Interface dataset entries>
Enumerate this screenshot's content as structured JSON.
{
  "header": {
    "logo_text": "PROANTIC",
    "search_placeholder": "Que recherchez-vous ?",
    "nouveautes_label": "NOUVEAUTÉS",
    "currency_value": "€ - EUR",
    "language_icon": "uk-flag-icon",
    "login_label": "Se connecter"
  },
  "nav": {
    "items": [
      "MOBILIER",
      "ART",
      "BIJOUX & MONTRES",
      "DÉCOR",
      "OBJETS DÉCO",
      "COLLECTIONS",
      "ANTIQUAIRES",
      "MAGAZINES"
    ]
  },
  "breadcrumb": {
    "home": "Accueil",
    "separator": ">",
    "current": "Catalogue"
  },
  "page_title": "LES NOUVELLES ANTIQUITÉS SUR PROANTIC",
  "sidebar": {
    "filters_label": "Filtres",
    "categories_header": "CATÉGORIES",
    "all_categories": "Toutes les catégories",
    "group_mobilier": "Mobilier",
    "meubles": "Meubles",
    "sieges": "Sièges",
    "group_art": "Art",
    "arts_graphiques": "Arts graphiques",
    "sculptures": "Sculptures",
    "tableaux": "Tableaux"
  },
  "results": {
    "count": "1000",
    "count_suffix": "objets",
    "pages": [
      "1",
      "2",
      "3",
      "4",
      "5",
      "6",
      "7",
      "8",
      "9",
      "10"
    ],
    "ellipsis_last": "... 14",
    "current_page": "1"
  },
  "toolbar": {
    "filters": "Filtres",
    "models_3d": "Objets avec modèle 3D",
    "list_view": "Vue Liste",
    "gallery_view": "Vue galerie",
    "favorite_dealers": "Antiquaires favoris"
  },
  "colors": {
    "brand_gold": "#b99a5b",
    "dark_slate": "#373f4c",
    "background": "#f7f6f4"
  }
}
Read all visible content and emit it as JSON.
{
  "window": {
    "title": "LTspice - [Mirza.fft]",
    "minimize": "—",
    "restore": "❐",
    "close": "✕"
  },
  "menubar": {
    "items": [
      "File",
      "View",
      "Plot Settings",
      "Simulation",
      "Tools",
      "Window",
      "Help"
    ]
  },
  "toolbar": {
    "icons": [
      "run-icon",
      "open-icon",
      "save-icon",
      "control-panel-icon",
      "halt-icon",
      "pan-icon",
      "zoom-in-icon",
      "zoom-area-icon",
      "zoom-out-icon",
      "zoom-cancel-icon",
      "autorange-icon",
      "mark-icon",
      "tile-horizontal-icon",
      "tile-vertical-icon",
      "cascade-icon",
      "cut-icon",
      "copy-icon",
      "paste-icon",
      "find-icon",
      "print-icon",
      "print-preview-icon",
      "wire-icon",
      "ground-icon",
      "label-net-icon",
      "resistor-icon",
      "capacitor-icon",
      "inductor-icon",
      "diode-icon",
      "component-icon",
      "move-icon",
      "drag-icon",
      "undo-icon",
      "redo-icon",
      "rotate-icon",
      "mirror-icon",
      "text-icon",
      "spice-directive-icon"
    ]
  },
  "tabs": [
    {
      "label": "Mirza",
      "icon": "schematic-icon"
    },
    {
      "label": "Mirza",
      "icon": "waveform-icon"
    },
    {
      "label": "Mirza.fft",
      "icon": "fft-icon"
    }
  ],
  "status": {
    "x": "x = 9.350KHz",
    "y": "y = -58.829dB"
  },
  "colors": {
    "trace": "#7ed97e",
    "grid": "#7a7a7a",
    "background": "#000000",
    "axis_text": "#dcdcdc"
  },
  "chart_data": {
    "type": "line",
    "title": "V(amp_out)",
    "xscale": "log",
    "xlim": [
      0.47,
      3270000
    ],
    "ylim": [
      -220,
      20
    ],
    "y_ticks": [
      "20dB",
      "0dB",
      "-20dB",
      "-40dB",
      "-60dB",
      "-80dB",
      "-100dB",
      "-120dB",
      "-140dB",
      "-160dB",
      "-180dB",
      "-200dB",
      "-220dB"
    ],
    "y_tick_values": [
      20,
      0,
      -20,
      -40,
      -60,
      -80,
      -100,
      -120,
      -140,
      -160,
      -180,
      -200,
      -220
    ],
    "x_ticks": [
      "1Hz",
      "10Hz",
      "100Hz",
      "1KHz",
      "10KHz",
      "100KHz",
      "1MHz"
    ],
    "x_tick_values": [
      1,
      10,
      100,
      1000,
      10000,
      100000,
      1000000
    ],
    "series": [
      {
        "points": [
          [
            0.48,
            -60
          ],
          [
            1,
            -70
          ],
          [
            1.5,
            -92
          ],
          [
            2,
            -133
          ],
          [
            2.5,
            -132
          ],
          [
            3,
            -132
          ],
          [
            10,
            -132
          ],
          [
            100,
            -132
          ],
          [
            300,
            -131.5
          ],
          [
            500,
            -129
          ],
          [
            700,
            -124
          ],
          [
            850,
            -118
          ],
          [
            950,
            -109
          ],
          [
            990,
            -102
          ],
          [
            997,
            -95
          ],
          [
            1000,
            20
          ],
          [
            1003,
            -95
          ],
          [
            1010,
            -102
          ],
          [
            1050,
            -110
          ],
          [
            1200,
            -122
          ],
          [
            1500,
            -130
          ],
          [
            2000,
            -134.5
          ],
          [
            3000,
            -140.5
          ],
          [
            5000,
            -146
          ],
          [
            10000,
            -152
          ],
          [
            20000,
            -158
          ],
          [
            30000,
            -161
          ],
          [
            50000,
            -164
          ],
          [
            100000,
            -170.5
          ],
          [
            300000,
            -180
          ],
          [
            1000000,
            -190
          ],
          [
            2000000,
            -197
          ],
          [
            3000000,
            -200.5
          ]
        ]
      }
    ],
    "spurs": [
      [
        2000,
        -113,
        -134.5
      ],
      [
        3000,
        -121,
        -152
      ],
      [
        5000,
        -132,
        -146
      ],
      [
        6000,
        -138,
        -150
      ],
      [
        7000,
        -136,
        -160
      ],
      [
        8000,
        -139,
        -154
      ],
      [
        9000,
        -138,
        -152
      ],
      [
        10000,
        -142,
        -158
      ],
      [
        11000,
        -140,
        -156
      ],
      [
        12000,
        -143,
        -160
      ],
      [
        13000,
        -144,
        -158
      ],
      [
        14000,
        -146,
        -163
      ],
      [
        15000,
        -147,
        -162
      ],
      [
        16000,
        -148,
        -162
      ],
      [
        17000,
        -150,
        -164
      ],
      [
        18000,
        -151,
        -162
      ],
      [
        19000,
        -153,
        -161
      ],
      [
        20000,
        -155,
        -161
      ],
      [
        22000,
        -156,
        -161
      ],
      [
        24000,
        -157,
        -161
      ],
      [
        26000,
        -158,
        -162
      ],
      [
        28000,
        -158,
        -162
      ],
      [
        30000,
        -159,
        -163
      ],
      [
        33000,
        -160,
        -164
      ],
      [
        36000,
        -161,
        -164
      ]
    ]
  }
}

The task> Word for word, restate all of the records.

Exercise response>
Enumerate this screenshot's content as structured JSON.
{
  "header": {
    "logo_text": "PROANTIC",
    "search_placeholder": "Que recherchez-vous ?",
    "nouveautes_label": "NOUVEAUTÉS",
    "currency_value": "€ - EUR",
    "language_icon": "uk-flag-icon",
    "login_label": "Se connecter"
  },
  "nav": {
    "items": [
      "MOBILIER",
      "ART",
      "BIJOUX & MONTRES",
      "DÉCOR",
      "OBJETS DÉCO",
      "COLLECTIONS",
      "ANTIQUAIRES",
      "MAGAZINES"
    ]
  },
  "breadcrumb": {
    "home": "Accueil",
    "separator": ">",
    "current": "Catalogue"
  },
  "page_title": "LES NOUVELLES ANTIQUITÉS SUR PROANTIC",
  "sidebar": {
    "filters_label": "Filtres",
    "categories_header": "CATÉGORIES",
    "all_categories": "Toutes les catégories",
    "group_mobilier": "Mobilier",
    "meubles": "Meubles",
    "sieges": "Sièges",
    "group_art": "Art",
    "arts_graphiques": "Arts graphiques",
    "sculptures": "Sculptures",
    "tableaux": "Tableaux"
  },
  "results": {
    "count": "1000",
    "count_suffix": "objets",
    "pages": [
      "1",
      "2",
      "3",
      "4",
      "5",
      "6",
      "7",
      "8",
      "9",
      "10"
    ],
    "ellipsis_last": "... 14",
    "current_page": "1"
  },
  "toolbar": {
    "filters": "Filtres",
    "models_3d": "Objets avec modèle 3D",
    "list_view": "Vue Liste",
    "gallery_view": "Vue galerie",
    "favorite_dealers": "Antiquaires favoris"
  },
  "colors": {
    "brand_gold": "#b99a5b",
    "dark_slate": "#373f4c",
    "background": "#f7f6f4"
  }
}
Read all visible content and emit it as JSON.
{
  "window": {
    "title": "LTspice - [Mirza.fft]",
    "minimize": "—",
    "restore": "❐",
    "close": "✕"
  },
  "menubar": {
    "items": [
      "File",
      "View",
      "Plot Settings",
      "Simulation",
      "Tools",
      "Window",
      "Help"
    ]
  },
  "toolbar": {
    "icons": [
      "run-icon",
      "open-icon",
      "save-icon",
      "control-panel-icon",
      "halt-icon",
      "pan-icon",
      "zoom-in-icon",
      "zoom-area-icon",
      "zoom-out-icon",
      "zoom-cancel-icon",
      "autorange-icon",
      "mark-icon",
      "tile-horizontal-icon",
      "tile-vertical-icon",
      "cascade-icon",
      "cut-icon",
      "copy-icon",
      "paste-icon",
      "find-icon",
      "print-icon",
      "print-preview-icon",
      "wire-icon",
      "ground-icon",
      "label-net-icon",
      "resistor-icon",
      "capacitor-icon",
      "inductor-icon",
      "diode-icon",
      "component-icon",
      "move-icon",
      "drag-icon",
      "undo-icon",
      "redo-icon",
      "rotate-icon",
      "mirror-icon",
      "text-icon",
      "spice-directive-icon"
    ]
  },
  "tabs": [
    {
      "label": "Mirza",
      "icon": "schematic-icon"
    },
    {
      "label": "Mirza",
      "icon": "waveform-icon"
    },
    {
      "label": "Mirza.fft",
      "icon": "fft-icon"
    }
  ],
  "status": {
    "x": "x = 9.350KHz",
    "y": "y = -58.829dB"
  },
  "colors": {
    "trace": "#7ed97e",
    "grid": "#7a7a7a",
    "background": "#000000",
    "axis_text": "#dcdcdc"
  },
  "chart_data": {
    "type": "line",
    "title": "V(amp_out)",
    "xscale": "log",
    "xlim": [
      0.47,
      3270000
    ],
    "ylim": [
      -220,
      20
    ],
    "y_ticks": [
      "20dB",
      "0dB",
      "-20dB",
      "-40dB",
      "-60dB",
      "-80dB",
      "-100dB",
      "-120dB",
      "-140dB",
      "-160dB",
      "-180dB",
      "-200dB",
      "-220dB"
    ],
    "y_tick_values": [
      20,
      0,
      -20,
      -40,
      -60,
      -80,
      -100,
      -120,
      -140,
      -160,
      -180,
      -200,
      -220
    ],
    "x_ticks": [
      "1Hz",
      "10Hz",
      "100Hz",
      "1KHz",
      "10KHz",
      "100KHz",
      "1MHz"
    ],
    "x_tick_values": [
      1,
      10,
      100,
      1000,
      10000,
      100000,
      1000000
    ],
    "series": [
      {
        "points": [
          [
            0.48,
            -60
          ],
          [
            1,
            -70
          ],
          [
            1.5,
            -92
          ],
          [
            2,
            -133
          ],
          [
            2.5,
            -132
          ],
          [
            3,
            -132
          ],
          [
            10,
            -132
          ],
          [
            100,
            -132
          ],
          [
            300,
            -131.5
          ],
          [
            500,
            -129
          ],
          [
            700,
            -124
          ],
          [
            850,
            -118
          ],
          [
            950,
            -109
          ],
          [
            990,
            -102
          ],
          [
            997,
            -95
          ],
          [
            1000,
            20
          ],
          [
            1003,
            -95
          ],
          [
            1010,
            -102
          ],
          [
            1050,
            -110
          ],
          [
            1200,
            -122
          ],
          [
            1500,
            -130
          ],
          [
            2000,
            -134.5
          ],
          [
            3000,
            -140.5
          ],
          [
            5000,
            -146
          ],
          [
            10000,
            -152
          ],
          [
            20000,
            -158
          ],
          [
            30000,
            -161
          ],
          [
            50000,
            -164
          ],
          [
            100000,
            -170.5
          ],
          [
            300000,
            -180
          ],
          [
            1000000,
            -190
          ],
          [
            2000000,
            -197
          ],
          [
            3000000,
            -200.5
          ]
        ]
      }
    ],
    "spurs": [
      [
        2000,
        -113,
        -134.5
      ],
      [
        3000,
        -121,
        -152
      ],
      [
        5000,
        -132,
        -146
      ],
      [
        6000,
        -138,
        -150
      ],
      [
        7000,
        -136,
        -160
      ],
      [
        8000,
        -139,
        -154
      ],
      [
        9000,
        -138,
        -152
      ],
      [
        10000,
        -142,
        -158
      ],
      [
        11000,
        -140,
        -156
      ],
      [
        12000,
        -143,
        -160
      ],
      [
        13000,
        -144,
        -158
      ],
      [
        14000,
        -146,
        -163
      ],
      [
        15000,
        -147,
        -162
      ],
      [
        16000,
        -148,
        -162
      ],
      [
        17000,
        -150,
        -164
      ],
      [
        18000,
        -151,
        -162
      ],
      [
        19000,
        -153,
        -161
      ],
      [
        20000,
        -155,
        -161
      ],
      [
        22000,
        -156,
        -161
      ],
      [
        24000,
        -157,
        -161
      ],
      [
        26000,
        -158,
        -162
      ],
      [
        28000,
        -158,
        -162
      ],
      [
        30000,
        -159,
        -163
      ],
      [
        33000,
        -160,
        -164
      ],
      [
        36000,
        -161,
        -164
      ]
    ]
  }
}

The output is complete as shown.